> [EXERCISE AIM]: Would you give all of the records again, exactly as they read?
Segment Start: DATASET CONTENT
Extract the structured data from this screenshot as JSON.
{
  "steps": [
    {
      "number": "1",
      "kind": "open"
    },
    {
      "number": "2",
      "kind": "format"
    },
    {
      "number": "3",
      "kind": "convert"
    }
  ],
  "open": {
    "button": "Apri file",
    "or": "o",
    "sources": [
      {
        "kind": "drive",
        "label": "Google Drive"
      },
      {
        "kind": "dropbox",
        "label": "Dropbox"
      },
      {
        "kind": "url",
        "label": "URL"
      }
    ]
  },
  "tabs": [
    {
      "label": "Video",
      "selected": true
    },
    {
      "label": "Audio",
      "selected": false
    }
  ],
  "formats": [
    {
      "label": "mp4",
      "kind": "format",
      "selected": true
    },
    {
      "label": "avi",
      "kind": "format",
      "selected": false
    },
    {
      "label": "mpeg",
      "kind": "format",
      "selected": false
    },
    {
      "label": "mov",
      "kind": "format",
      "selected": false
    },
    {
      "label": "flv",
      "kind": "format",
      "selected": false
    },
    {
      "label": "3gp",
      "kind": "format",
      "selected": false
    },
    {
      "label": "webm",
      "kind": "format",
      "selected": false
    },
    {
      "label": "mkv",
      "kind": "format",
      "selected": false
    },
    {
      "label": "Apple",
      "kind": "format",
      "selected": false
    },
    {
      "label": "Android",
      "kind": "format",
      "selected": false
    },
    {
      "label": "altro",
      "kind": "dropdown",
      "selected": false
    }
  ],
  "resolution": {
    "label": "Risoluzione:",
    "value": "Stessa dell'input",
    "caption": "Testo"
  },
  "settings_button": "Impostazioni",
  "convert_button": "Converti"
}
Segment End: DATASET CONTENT
> [ANSWER]:
Extract the structured data from this screenshot as JSON.
{
  "steps": [
    {
      "number": "1",
      "kind": "open"
    },
    {
      "number": "2",
      "kind": "format"
    },
    {
      "number": "3",
      "kind": "convert"
    }
  ],
  "open": {
    "button": "Apri file",
    "or": "o",
    "sources": [
      {
        "kind": "drive",
        "label": "Google Drive"
      },
      {
        "kind": "dropbox",
        "label": "Dropbox"
      },
      {
        "kind": "url",
        "label": "URL"
      }
    ]
  },
  "tabs": [
    {
      "label": "Video",
      "selected": true
    },
    {
      "label": "Audio",
      "selected": false
    }
  ],
  "formats": [
    {
      "label": "mp4",
      "kind": "format",
      "selected": true
    },
    {
      "label": "avi",
      "kind": "format",
      "selected": false
    },
    {
      "label": "mpeg",
      "kind": "format",
      "selected": false
    },
    {
      "label": "mov",
      "kind": "format",
      "selected": false
    },
    {
      "label": "flv",
      "kind": "format",
      "selected": false
    },
    {
      "label": "3gp",
      "kind": "format",
      "selected": false
    },
    {
      "label": "webm",
      "kind": "format",
      "selected": false
    },
    {
      "label": "mkv",
      "kind": "format",
      "selected": false
    },
    {
      "label": "Apple",
      "kind": "format",
      "selected": false
    },
    {
      "label": "Android",
      "kind": "format",
      "selected": false
    },
    {
      "label": "altro",
      "kind": "dropdown",
      "selected": false
    }
  ],
  "resolution": {
    "label": "Risoluzione:",
    "value": "Stessa dell'input",
    "caption": "Testo"
  },
  "settings_button": "Impostazioni",
  "convert_button": "Converti"
}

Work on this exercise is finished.